### [What you have to do]
The data that follows should be copied out exactly.

(Component data from apps and pages)
%%

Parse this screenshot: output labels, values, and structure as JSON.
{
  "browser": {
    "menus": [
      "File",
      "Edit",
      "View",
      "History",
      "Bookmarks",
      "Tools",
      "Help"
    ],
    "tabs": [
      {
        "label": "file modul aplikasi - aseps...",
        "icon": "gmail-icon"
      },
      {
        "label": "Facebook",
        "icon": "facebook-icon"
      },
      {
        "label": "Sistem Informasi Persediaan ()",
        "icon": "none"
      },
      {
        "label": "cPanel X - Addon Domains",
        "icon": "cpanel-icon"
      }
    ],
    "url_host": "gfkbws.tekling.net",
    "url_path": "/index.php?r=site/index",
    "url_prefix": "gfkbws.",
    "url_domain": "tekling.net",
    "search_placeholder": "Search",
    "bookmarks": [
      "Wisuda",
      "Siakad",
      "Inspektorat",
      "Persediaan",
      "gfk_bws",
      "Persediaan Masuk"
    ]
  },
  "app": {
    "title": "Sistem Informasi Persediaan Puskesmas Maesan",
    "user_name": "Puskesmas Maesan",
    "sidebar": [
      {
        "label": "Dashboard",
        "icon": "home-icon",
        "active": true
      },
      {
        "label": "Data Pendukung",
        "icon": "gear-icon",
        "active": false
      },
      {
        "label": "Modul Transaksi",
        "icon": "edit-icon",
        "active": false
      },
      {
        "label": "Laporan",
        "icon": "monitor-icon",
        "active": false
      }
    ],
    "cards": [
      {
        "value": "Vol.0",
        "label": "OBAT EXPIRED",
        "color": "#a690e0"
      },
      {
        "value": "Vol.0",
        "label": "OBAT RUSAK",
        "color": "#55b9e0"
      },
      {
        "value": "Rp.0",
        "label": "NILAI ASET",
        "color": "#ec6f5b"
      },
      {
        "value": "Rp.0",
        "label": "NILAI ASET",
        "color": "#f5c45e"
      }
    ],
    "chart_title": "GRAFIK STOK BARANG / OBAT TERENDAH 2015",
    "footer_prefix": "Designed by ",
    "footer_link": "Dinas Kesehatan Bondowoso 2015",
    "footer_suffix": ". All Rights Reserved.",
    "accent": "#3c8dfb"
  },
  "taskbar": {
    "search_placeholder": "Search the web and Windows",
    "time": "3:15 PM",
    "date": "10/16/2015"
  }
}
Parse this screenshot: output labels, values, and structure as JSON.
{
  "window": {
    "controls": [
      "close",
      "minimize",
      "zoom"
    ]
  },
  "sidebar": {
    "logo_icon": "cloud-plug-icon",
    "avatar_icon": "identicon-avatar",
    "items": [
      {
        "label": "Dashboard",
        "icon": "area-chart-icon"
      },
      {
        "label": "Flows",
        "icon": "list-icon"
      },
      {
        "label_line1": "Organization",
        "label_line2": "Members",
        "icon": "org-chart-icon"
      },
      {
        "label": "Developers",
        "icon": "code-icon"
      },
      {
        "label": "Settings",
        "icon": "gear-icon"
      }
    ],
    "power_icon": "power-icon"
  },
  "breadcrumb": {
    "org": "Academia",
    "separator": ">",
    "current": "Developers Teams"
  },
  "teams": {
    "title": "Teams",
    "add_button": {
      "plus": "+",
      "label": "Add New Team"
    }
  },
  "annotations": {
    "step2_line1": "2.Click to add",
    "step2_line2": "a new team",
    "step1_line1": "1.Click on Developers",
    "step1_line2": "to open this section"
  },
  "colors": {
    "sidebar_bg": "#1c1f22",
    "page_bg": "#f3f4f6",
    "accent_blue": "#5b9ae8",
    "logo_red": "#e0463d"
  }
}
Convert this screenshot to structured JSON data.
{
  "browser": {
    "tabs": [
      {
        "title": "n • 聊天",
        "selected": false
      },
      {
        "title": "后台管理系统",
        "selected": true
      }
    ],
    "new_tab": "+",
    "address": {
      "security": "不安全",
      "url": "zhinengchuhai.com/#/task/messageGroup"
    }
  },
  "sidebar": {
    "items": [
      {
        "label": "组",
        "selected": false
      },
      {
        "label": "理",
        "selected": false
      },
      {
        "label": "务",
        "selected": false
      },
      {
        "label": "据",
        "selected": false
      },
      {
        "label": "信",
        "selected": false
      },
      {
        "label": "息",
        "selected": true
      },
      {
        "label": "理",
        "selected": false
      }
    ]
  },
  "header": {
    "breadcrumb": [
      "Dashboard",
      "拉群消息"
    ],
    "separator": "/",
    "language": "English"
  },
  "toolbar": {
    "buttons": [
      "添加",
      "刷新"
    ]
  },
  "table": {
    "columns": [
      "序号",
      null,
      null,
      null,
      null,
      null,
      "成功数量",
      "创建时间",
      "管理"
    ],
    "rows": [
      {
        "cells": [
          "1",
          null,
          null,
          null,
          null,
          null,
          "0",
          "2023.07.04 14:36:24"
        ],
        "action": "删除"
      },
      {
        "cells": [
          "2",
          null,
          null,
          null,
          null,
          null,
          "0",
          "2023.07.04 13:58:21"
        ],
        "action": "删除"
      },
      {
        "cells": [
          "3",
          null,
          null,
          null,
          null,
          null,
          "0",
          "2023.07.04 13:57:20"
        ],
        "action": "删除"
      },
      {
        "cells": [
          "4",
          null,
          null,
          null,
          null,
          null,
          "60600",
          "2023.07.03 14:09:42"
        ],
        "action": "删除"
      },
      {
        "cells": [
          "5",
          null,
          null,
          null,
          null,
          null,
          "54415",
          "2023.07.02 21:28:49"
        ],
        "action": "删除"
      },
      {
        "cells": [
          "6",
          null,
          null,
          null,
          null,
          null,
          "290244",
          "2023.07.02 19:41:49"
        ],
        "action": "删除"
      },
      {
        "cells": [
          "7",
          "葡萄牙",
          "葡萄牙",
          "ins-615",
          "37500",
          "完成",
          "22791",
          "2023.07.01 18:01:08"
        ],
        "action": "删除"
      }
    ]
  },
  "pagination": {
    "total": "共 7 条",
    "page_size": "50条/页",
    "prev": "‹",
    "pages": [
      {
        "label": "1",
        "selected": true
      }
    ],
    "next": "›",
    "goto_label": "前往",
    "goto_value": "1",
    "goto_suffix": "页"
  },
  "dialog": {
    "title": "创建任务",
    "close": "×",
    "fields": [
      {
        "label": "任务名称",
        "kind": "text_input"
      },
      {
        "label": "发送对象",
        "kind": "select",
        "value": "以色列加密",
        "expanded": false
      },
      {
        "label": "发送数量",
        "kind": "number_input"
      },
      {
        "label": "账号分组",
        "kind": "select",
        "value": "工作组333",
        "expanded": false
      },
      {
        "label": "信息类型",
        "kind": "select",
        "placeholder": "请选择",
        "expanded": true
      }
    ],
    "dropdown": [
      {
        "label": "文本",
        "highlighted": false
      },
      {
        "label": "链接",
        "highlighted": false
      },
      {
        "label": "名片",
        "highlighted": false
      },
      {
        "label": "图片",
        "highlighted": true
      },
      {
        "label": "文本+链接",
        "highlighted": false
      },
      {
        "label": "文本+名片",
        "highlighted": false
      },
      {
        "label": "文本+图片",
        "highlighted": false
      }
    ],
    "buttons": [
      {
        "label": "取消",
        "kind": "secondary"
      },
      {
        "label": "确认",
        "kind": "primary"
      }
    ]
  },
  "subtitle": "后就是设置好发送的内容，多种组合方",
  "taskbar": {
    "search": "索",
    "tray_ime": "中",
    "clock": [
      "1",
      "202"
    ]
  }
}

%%

### [Reply to the task]
Parse this screenshot: output labels, values, and structure as JSON.
{
  "browser": {
    "menus": [
      "File",
      "Edit",
      "View",
      "History",
      "Bookmarks",
      "Tools",
      "Help"
    ],
    "tabs": [
      {
        "label": "file modul aplikasi - aseps...",
        "icon": "gmail-icon"
      },
      {
        "label": "Facebook",
        "icon": "facebook-icon"
      },
      {
        "label": "Sistem Informasi Persediaan ()",
        "icon": "none"
      },
      {
        "label": "cPanel X - Addon Domains",
        "icon": "cpanel-icon"
      }
    ],
    "url_host": "gfkbws.tekling.net",
    "url_path": "/index.php?r=site/index",
    "url_prefix": "gfkbws.",
    "url_domain": "tekling.net",
    "search_placeholder": "Search",
    "bookmarks": [
      "Wisuda",
      "Siakad",
      "Inspektorat",
      "Persediaan",
      "gfk_bws",
      "Persediaan Masuk"
    ]
  },
  "app": {
    "title": "Sistem Informasi Persediaan Puskesmas Maesan",
    "user_name": "Puskesmas Maesan",
    "sidebar": [
      {
        "label": "Dashboard",
        "icon": "home-icon",
        "active": true
      },
      {
        "label": "Data Pendukung",
        "icon": "gear-icon",
        "active": false
      },
      {
        "label": "Modul Transaksi",
        "icon": "edit-icon",
        "active": false
      },
      {
        "label": "Laporan",
        "icon": "monitor-icon",
        "active": false
      }
    ],
    "cards": [
      {
        "value": "Vol.0",
        "label": "OBAT EXPIRED",
        "color": "#a690e0"
      },
      {
        "value": "Vol.0",
        "label": "OBAT RUSAK",
        "color": "#55b9e0"
      },
      {
        "value": "Rp.0",
        "label": "NILAI ASET",
        "color": "#ec6f5b"
      },
      {
        "value": "Rp.0",
        "label": "NILAI ASET",
        "color": "#f5c45e"
      }
    ],
    "chart_title": "GRAFIK STOK BARANG / OBAT TERENDAH 2015",
    "footer_prefix": "Designed by ",
    "footer_link": "Dinas Kesehatan Bondowoso 2015",
    "footer_suffix": ". All Rights Reserved.",
    "accent": "#3c8dfb"
  },
  "taskbar": {
    "search_placeholder": "Search the web and Windows",
    "time": "3:15 PM",
    "date": "10/16/2015"
  }
}
Parse this screenshot: output labels, values, and structure as JSON.
{
  "window": {
    "controls": [
      "close",
      "minimize",
      "zoom"
    ]
  },
  "sidebar": {
    "logo_icon": "cloud-plug-icon",
    "avatar_icon": "identicon-avatar",
    "items": [
      {
        "label": "Dashboard",
        "icon": "area-chart-icon"
      },
      {
        "label": "Flows",
        "icon": "list-icon"
      },
      {
        "label_line1": "Organization",
        "label_line2": "Members",
        "icon": "org-chart-icon"
      },
      {
        "label": "Developers",
        "icon": "code-icon"
      },
      {
        "label": "Settings",
        "icon": "gear-icon"
      }
    ],
    "power_icon": "power-icon"
  },
  "breadcrumb": {
    "org": "Academia",
    "separator": ">",
    "current": "Developers Teams"
  },
  "teams": {
    "title": "Teams",
    "add_button": {
      "plus": "+",
      "label": "Add New Team"
    }
  },
  "annotations": {
    "step2_line1": "2.Click to add",
    "step2_line2": "a new team",
    "step1_line1": "1.Click on Developers",
    "step1_line2": "to open this section"
  },
  "colors": {
    "sidebar_bg": "#1c1f22",
    "page_bg": "#f3f4f6",
    "accent_blue": "#5b9ae8",
    "logo_red": "#e0463d"
  }
}
Convert this screenshot to structured JSON data.
{
  "browser": {
    "tabs": [
      {
        "title": "n • 聊天",
        "selected": false
      },
      {
        "title": "后台管理系统",
        "selected": true
      }
    ],
    "new_tab": "+",
    "address": {
      "security": "不安全",
      "url": "zhinengchuhai.com/#/task/messageGroup"
    }
  },
  "sidebar": {
    "items": [
      {
        "label": "组",
        "selected": false
      },
      {
        "label": "理",
        "selected": false
      },
      {
        "label": "务",
        "selected": false
      },
      {
        "label": "据",
        "selected": false
      },
      {
        "label": "信",
        "selected": false
      },
      {
        "label": "息",
        "selected": true
      },
      {
        "label": "理",
        "selected": false
      }
    ]
  },
  "header": {
    "breadcrumb": [
      "Dashboard",
      "拉群消息"
    ],
    "separator": "/",
    "language": "English"
  },
  "toolbar": {
    "buttons": [
      "添加",
      "刷新"
    ]
  },
  "table": {
    "columns": [
      "序号",
      null,
      null,
      null,
      null,
      null,
      "成功数量",
      "创建时间",
      "管理"
    ],
    "rows": [
      {
        "cells": [
          "1",
          null,
          null,
          null,
          null,
          null,
          "0",
          "2023.07.04 14:36:24"
        ],
        "action": "删除"
      },
      {
        "cells": [
          "2",
          null,
          null,
          null,
          null,
          null,
          "0",
          "2023.07.04 13:58:21"
        ],
        "action": "删除"
      },
      {
        "cells": [
          "3",
          null,
          null,
          null,
          null,
          null,
          "0",
          "2023.07.04 13:57:20"
        ],
        "action": "删除"
      },
      {
        "cells": [
          "4",
          null,
          null,
          null,
          null,
          null,
          "60600",
          "2023.07.03 14:09:42"
        ],
        "action": "删除"
      },
      {
        "cells": [
          "5",
          null,
          null,
          null,
          null,
          null,
          "54415",
          "2023.07.02 21:28:49"
        ],
        "action": "删除"
      },
      {
        "cells": [
          "6",
          null,
          null,
          null,
          null,
          null,
          "290244",
          "2023.07.02 19:41:49"
        ],
        "action": "删除"
      },
      {
        "cells": [
          "7",
          "葡萄牙",
          "葡萄牙",
          "ins-615",
          "37500",
          "完成",
          "22791",
          "2023.07.01 18:01:08"
        ],
        "action": "删除"
      }
    ]
  },
  "pagination": {
    "total": "共 7 条",
    "page_size": "50条/页",
    "prev": "‹",
    "pages": [
      {
        "label": "1",
        "selected": true
      }
    ],
    "next": "›",
    "goto_label": "前往",
    "goto_value": "1",
    "goto_suffix": "页"
  },
  "dialog": {
    "title": "创建任务",
    "close": "×",
    "fields": [
      {
        "label": "任务名称",
        "kind": "text_input"
      },
      {
        "label": "发送对象",
        "kind": "select",
        "value": "以色列加密",
        "expanded": false
      },
      {
        "label": "发送数量",
        "kind": "number_input"
      },
      {
        "label": "账号分组",
        "kind": "select",
        "value": "工作组333",
        "expanded": false
      },
      {
        "label": "信息类型",
        "kind": "select",
        "placeholder": "请选择",
        "expanded": true
      }
    ],
    "dropdown": [
      {
        "label": "文本",
        "highlighted": false
      },
      {
        "label": "链接",
        "highlighted": false
      },
      {
        "label": "名片",
        "highlighted": false
      },
      {
        "label": "图片",
        "highlighted": true
      },
      {
        "label": "文本+链接",
        "highlighted": false
      },
      {
        "label": "文本+名片",
        "highlighted": false
      },
      {
        "label": "文本+图片",
        "highlighted": false
      }
    ],
    "buttons": [
      {
        "label": "取消",
        "kind": "secondary"
      },
      {
        "label": "确认",
        "kind": "primary"
      }
    ]
  },
  "subtitle": "后就是设置好发送的内容，多种组合方",
  "taskbar": {
    "search": "索",
    "tray_ime": "中",
    "clock": [
      "1",
      "202"
    ]
  }
}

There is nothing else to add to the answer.